Saturday, November 10, 2007

Um, GQ magazine - Gentleman's Quarterly - is a monthly. Shouldn't it be GM?

This Fartal Coil

Norman Mailer finally bought the farm. Why is it when someone famous has died, the headline reads "Norman Mailer Dies." Well, shit, we're all dying, all the time. When I see "dies," that seems to indicate present-tense. Shouldn't it be "Norman Mailer Dead?" When Princess Diana got Dodi'd, no one gave me the headline I really craved: Di Dies. Di Died. Somesuch. My life is forever incomplete because of this.

I love to read, but I had an ill-impression of Norman Mailer after the first book I read of his. Ancient Evenings was set in Egypt thousands of years ago and was semi-porny yet managed to be wildly un-sexy, to me. Yuck. I mean, I really couldn't get past the nearly pagely references to the stale air in the old man's diseased colon. Yes, the novel evoked a mood, but not one I'd ever revisit. In fact, I was convinced I never wanted to read Mailer again, and I haven't. This must have been about 1985 or so, so I was 19 or 20, and perhaps I was too young to read something in which the author waxes long-winded about his own mortality. I don't know, though - I think my reading list at that time was fairly sophisticated, for one so shallow as I was then. I still managed to be edified by Gabriel Garcia-Marquez and his 3-page sentences in The Autumn of the Patriarch, so there.

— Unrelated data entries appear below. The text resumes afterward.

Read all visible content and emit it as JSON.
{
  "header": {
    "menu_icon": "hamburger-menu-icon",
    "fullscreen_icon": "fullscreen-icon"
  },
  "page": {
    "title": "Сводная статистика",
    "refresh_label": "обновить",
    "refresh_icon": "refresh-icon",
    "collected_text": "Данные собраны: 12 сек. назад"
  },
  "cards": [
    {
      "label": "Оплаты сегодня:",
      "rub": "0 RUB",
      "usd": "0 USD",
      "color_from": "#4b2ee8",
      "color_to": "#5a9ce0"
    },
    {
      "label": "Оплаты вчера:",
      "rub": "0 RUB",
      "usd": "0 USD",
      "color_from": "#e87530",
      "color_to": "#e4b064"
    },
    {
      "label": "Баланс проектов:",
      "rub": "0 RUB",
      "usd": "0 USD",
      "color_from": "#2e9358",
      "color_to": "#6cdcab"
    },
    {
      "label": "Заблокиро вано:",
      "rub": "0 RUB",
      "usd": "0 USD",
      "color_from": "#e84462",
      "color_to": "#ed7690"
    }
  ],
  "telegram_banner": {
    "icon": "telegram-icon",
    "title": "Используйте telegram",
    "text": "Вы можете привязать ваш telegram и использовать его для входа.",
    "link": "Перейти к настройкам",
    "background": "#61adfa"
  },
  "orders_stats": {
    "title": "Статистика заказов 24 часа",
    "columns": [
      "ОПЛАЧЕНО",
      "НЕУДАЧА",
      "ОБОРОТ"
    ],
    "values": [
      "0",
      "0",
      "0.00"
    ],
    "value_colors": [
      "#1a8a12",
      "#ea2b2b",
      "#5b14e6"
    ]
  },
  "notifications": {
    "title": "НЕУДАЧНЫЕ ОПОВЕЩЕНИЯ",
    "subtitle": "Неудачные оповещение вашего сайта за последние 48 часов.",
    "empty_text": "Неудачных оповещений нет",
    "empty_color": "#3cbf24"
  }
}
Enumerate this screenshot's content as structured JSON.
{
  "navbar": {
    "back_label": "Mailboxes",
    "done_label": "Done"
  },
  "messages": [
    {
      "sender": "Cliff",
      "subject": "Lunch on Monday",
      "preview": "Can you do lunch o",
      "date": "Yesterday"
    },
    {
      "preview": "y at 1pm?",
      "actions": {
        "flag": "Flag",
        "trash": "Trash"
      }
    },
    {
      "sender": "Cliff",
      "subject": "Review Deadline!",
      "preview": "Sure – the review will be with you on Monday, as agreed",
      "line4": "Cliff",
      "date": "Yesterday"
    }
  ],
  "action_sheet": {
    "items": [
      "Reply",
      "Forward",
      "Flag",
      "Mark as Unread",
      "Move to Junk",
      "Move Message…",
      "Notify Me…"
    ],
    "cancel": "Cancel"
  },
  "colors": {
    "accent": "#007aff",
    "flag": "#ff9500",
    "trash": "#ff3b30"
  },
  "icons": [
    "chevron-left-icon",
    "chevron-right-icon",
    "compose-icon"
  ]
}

Anyhoo, kudos to Mr. Mailer for this new phase in which no winds will ruffle his colon-- ill, or otherwise.


SoHoS said...

I completely agree. I first had to read his work in college for an American Literature class and he was the only author I couldn't get through. His death did not invoke feelings of loss like the ones I felt when Arthur Miller passed a couple of years ago.

The Atavist said...

Someday, I am going to catch up on my reading. I mean, anything that evokes images like "This Fartal Coil" is definitely a must read, no? Or maybe not. That title made me laugh out loud though.

And . . . "Di Dies. Di Died. Somesuch." had me laughing out loud again. Why didn't I think of that?

g bro said...

I think he made his mark with the brutal literary style change in "The Naked and the Dead," written when he was about 25.
I'm sure that the media think "dead" is such a hard word. And to suggest that we are all dying all the time - come on, Phlegmmy, we're running a happy, upbeat, entertaining paper here! Don't be a downer! ;-)

DBA Dude said...

GGM is pretty sophisticated and a fine writer - or could it all be down to the translator?

With you on the dead thing.

phlegmfatale said...

sohos - I'm glad I'm not alone in that opinion. Reading the obits you would think the man's writing was monolithically worshiped

atavist - glad you enjoyed that - I was rather proud of that.

g bro - SOrry to rain on your parade, me and my sad-sack routine! *L* Now back to your regularly scheduled program of life without end

dba dude - Yeah, I DO think the translator is of vital importance, very much so with the magical realists such as GGM and Isabel Allende, for two. Good stuff, though. I love a flight of fancy.